Entries from a dataset of interfaces
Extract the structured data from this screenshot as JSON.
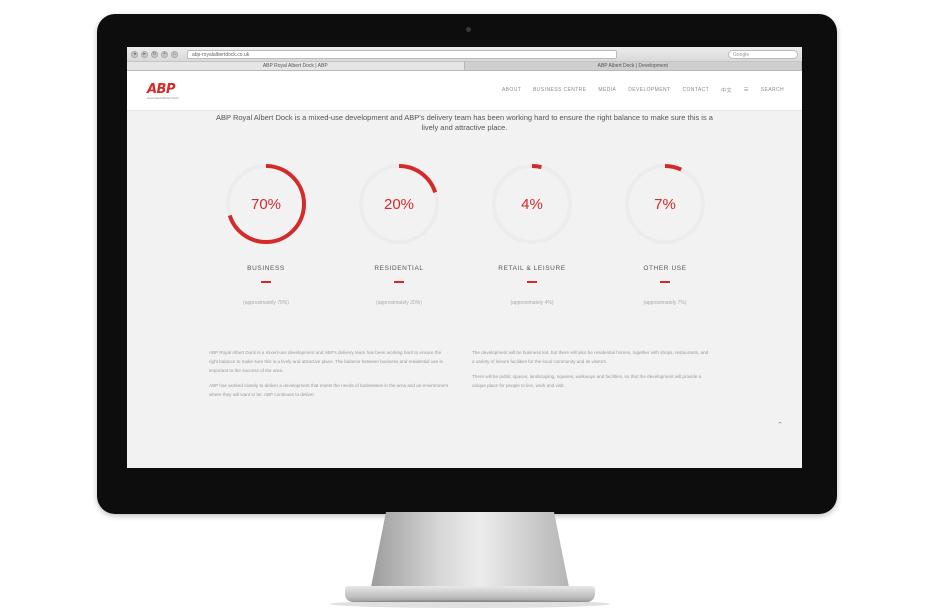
{
  "browser": {
    "nav_buttons": [
      "◂",
      "▸",
      "↻",
      "+",
      "⌂"
    ],
    "url": "abp-royalalbertdock.co.uk",
    "search_placeholder": "Google",
    "tabs": [
      "ABP Royal Albert Dock | ABP",
      "ABP Albert Dock | Development"
    ]
  },
  "site": {
    "logo": "ABP",
    "logo_sub": "Associated British Ports",
    "nav": [
      "ABOUT",
      "BUSINESS CENTRE",
      "MEDIA",
      "DEVELOPMENT",
      "CONTACT",
      "中文",
      "☰",
      "SEARCH"
    ],
    "intro": "ABP Royal Albert Dock is a mixed-use development and ABP's delivery team has been working hard to ensure the right balance to make sure this is a lively and attractive place."
  },
  "stats": [
    {
      "value": "70%",
      "percent": 70,
      "label": "BUSINESS",
      "sub": "(approximately 70%)"
    },
    {
      "value": "20%",
      "percent": 20,
      "label": "RESIDENTIAL",
      "sub": "(approximately 20%)"
    },
    {
      "value": "4%",
      "percent": 4,
      "label": "RETAIL & LEISURE",
      "sub": "(approximately 4%)"
    },
    {
      "value": "7%",
      "percent": 7,
      "label": "OTHER USE",
      "sub": "(approximately 7%)"
    }
  ],
  "body": {
    "left": [
      "ABP Royal Albert Dock is a mixed-use development and ABP's delivery team has been working hard to ensure the right balance to make sure this is a lively and attractive place. The balance between business and residential use is important to the success of the area.",
      "ABP has worked closely to deliver a development that meets the needs of businesses in the area and an environment where they will want to be. ABP continues to deliver."
    ],
    "right": [
      "The development will be business led, but there will also be residential homes, together with shops, restaurants, and a variety of leisure facilities for the local community and its visitors.",
      "There will be public spaces, landscaping, squares, walkways and facilities, so that the development will provide a unique place for people to live, work and visit."
    ],
    "scroll_icon": "⌃"
  },
  "colors": {
    "accent": "#d42a2a",
    "track": "#ececec"
  }
}
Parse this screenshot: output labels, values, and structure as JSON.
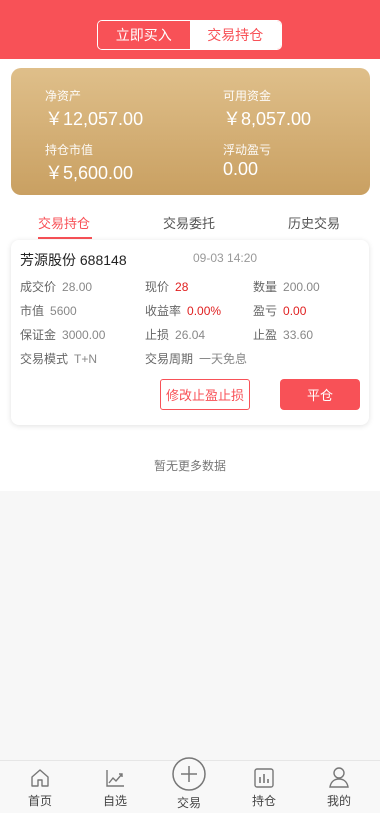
{
  "header": {
    "segments": [
      {
        "label": "立即买入",
        "active": false
      },
      {
        "label": "交易持仓",
        "active": true
      }
    ]
  },
  "assets": {
    "net_asset_label": "净资产",
    "net_asset_value": "￥12,057.00",
    "available_label": "可用资金",
    "available_value": "￥8,057.00",
    "market_value_label": "持仓市值",
    "market_value_value": "￥5,600.00",
    "float_pl_label": "浮动盈亏",
    "float_pl_value": "0.00"
  },
  "tabs": [
    {
      "label": "交易持仓",
      "active": true
    },
    {
      "label": "交易委托",
      "active": false
    },
    {
      "label": "历史交易",
      "active": false
    }
  ],
  "position": {
    "name": "芳源股份 688148",
    "time": "09-03 14:20",
    "deal_price_label": "成交价",
    "deal_price": "28.00",
    "current_price_label": "现价",
    "current_price": "28",
    "quantity_label": "数量",
    "quantity": "200.00",
    "market_value_label": "市值",
    "market_value": "5600",
    "return_rate_label": "收益率",
    "return_rate": "0.00%",
    "pl_label": "盈亏",
    "pl": "0.00",
    "margin_label": "保证金",
    "margin": "3000.00",
    "stop_loss_label": "止损",
    "stop_loss": "26.04",
    "take_profit_label": "止盈",
    "take_profit": "33.60",
    "trade_mode_label": "交易模式",
    "trade_mode": "T+N",
    "trade_period_label": "交易周期",
    "trade_period": "一天免息",
    "modify_button": "修改止盈止损",
    "close_button": "平仓"
  },
  "no_more_text": "暂无更多数据",
  "tabbar": [
    {
      "label": "首页",
      "icon": "home-icon"
    },
    {
      "label": "自选",
      "icon": "chart-trend-icon"
    },
    {
      "label": "交易",
      "icon": "plus-circle-icon"
    },
    {
      "label": "持仓",
      "icon": "bar-chart-icon"
    },
    {
      "label": "我的",
      "icon": "user-icon"
    }
  ],
  "colors": {
    "brand": "#f85157",
    "gold_top": "#dfbf8a",
    "gold_bottom": "#c9a062",
    "loss_red": "#e02020"
  }
}
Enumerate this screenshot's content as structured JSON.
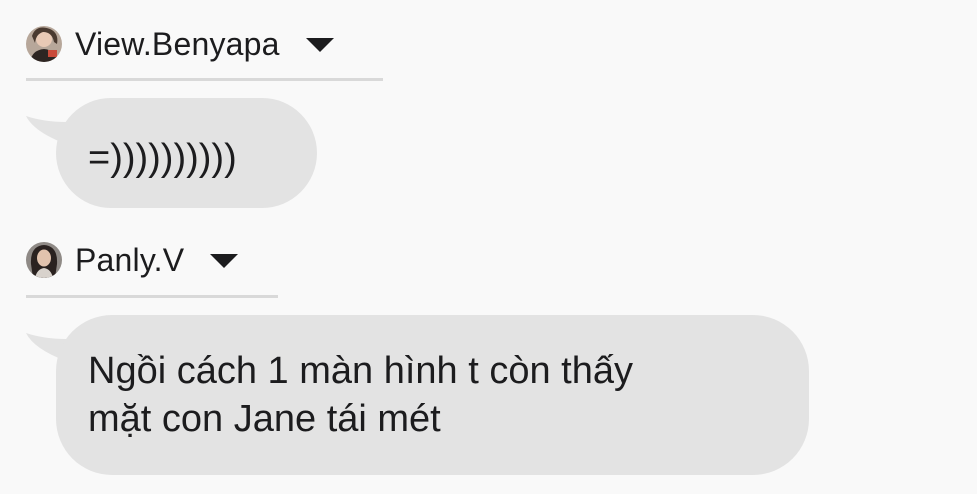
{
  "messages": [
    {
      "sender": "View.Benyapa",
      "avatar_icon": "profile-photo-icon",
      "text": "=))))))))))"
    },
    {
      "sender": "Panly.V",
      "avatar_icon": "profile-photo-icon",
      "text_lines": [
        "Ngồi cách 1 màn hình t còn thấy",
        "mặt con Jane tái mét"
      ]
    }
  ],
  "colors": {
    "background": "#f9f9f9",
    "bubble": "#e3e3e3",
    "divider": "#d9d9d9",
    "text": "#1c1c1e"
  }
}
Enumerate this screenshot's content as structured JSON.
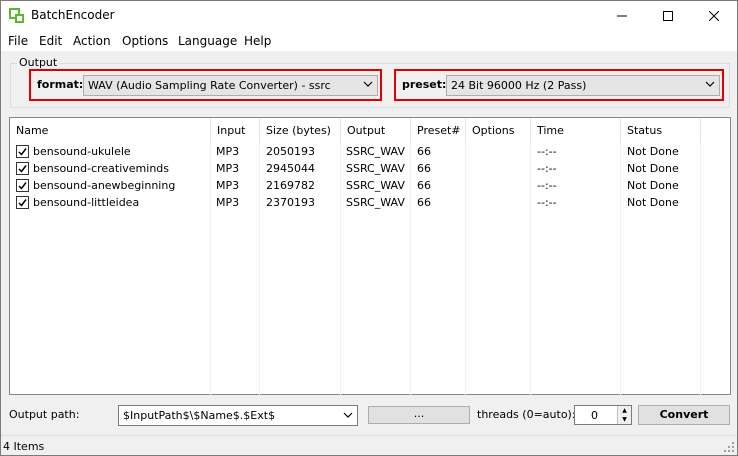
{
  "window": {
    "title": "BatchEncoder"
  },
  "menu": [
    "File",
    "Edit",
    "Action",
    "Options",
    "Language",
    "Help"
  ],
  "output_group": {
    "label": "Output",
    "format_label": "format:",
    "format_value": "WAV (Audio Sampling Rate Converter) - ssrc",
    "preset_label": "preset:",
    "preset_value": "24 Bit 96000 Hz (2 Pass)"
  },
  "list": {
    "columns": [
      "Name",
      "Input",
      "Size (bytes)",
      "Output",
      "Preset#",
      "Options",
      "Time",
      "Status"
    ],
    "rows": [
      {
        "checked": true,
        "cells": [
          "bensound-ukulele",
          "MP3",
          "2050193",
          "SSRC_WAV",
          "66",
          "",
          "--:--",
          "Not Done"
        ]
      },
      {
        "checked": true,
        "cells": [
          "bensound-creativeminds",
          "MP3",
          "2945044",
          "SSRC_WAV",
          "66",
          "",
          "--:--",
          "Not Done"
        ]
      },
      {
        "checked": true,
        "cells": [
          "bensound-anewbeginning",
          "MP3",
          "2169782",
          "SSRC_WAV",
          "66",
          "",
          "--:--",
          "Not Done"
        ]
      },
      {
        "checked": true,
        "cells": [
          "bensound-littleidea",
          "MP3",
          "2370193",
          "SSRC_WAV",
          "66",
          "",
          "--:--",
          "Not Done"
        ]
      }
    ]
  },
  "bottom": {
    "output_path_label": "Output path:",
    "output_path_value": "$InputPath$\\$Name$.$Ext$",
    "browse_label": "...",
    "threads_label": "threads (0=auto):",
    "threads_value": "0",
    "convert_label": "Convert"
  },
  "status": {
    "text": "4 Items"
  },
  "colors": {
    "highlight": "#e00000"
  }
}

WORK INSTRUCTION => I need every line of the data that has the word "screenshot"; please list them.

YOUR SOLUTION =>
Extract the structured data from this screenshot as JSON.
Parse this screenshot: output labels, values, and structure as JSON.
Enumerate this screenshot's content as structured JSON.
Enumerate this screenshot's content as structured JSON.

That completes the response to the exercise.